I'm talking here about negative film.
What you gain is increased contrast.
That increased contrast means that the areas of your scene that would have been rendered as muddy, near shadows if you didn't increase the development ("push") for the film, are instead moved up the film's curve, with more contrast.
The areas of your scene that are below the "detailed shadow" threshold of exposure don't miraculously evidence negative density - they just stay dark shadows.
The problem with any "push" development is that it also affects the highlights of the scene. In some cases, they become so dense and grainy on the negative that you cannot do anything to make them print well.
The loss in highlight quality that comes with a one stop push is most likely the reason that Kodak doesn't recommend any change in development when T-Max 400 is metered at EI 800.
The problem with your test is that most likely you under-exposed your negatives by more than two stops - your meter was fooled by the highlights that were in your scene into setting an exposure that was more than two stops insufficient.
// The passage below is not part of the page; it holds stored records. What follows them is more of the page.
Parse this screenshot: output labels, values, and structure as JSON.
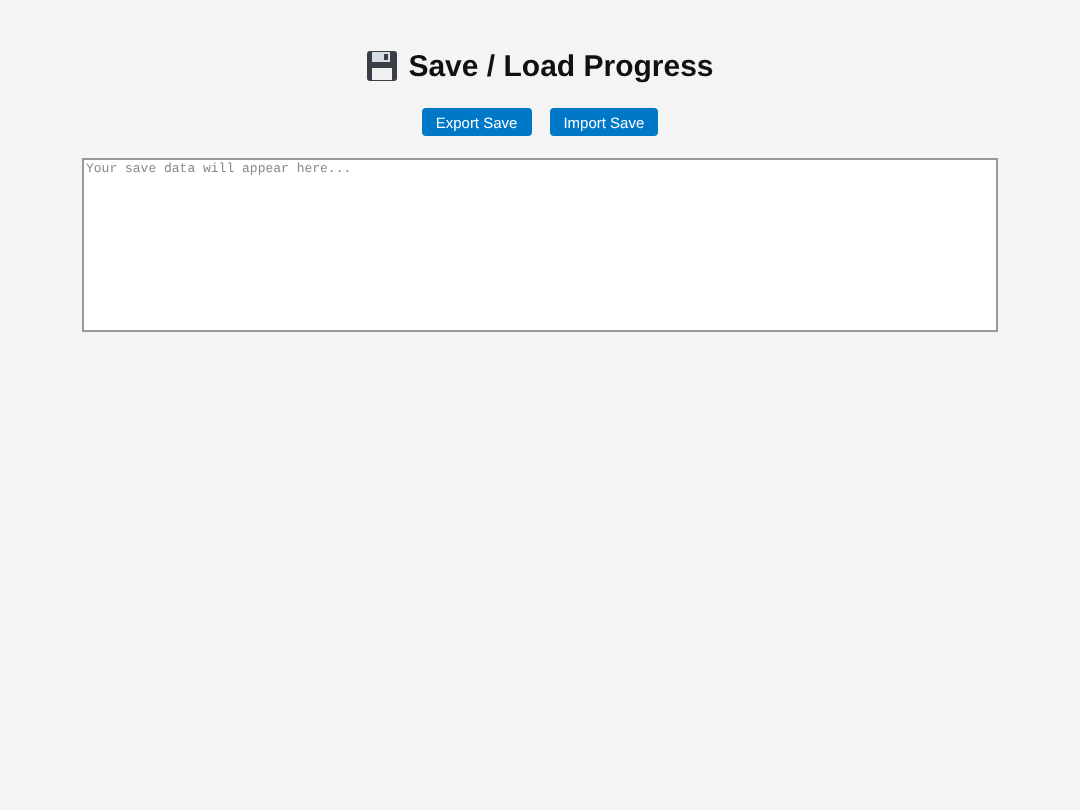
{
  "title": "Save / Load Progress",
  "buttons": [
    "Export Save",
    "Import Save"
  ],
  "save_data": {
    "placeholder": "Your save data will appear here..."
  }
}
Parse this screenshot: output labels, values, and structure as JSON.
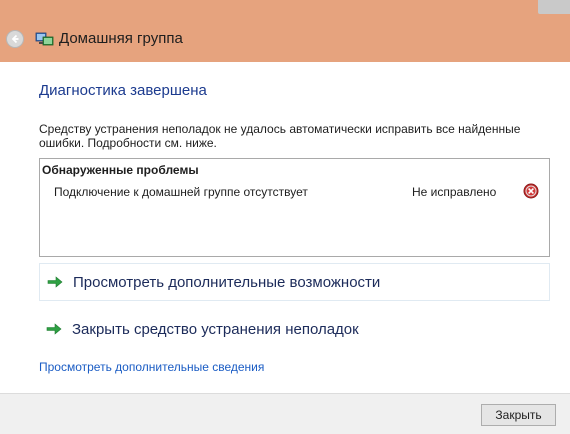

That is a common problem in environments that force us to underexpose film and then try to save as much as we can by increasing development.
One solution to the metering problem is to get closer and take a reading from the near shadow areas that you need to make sure are on the negative.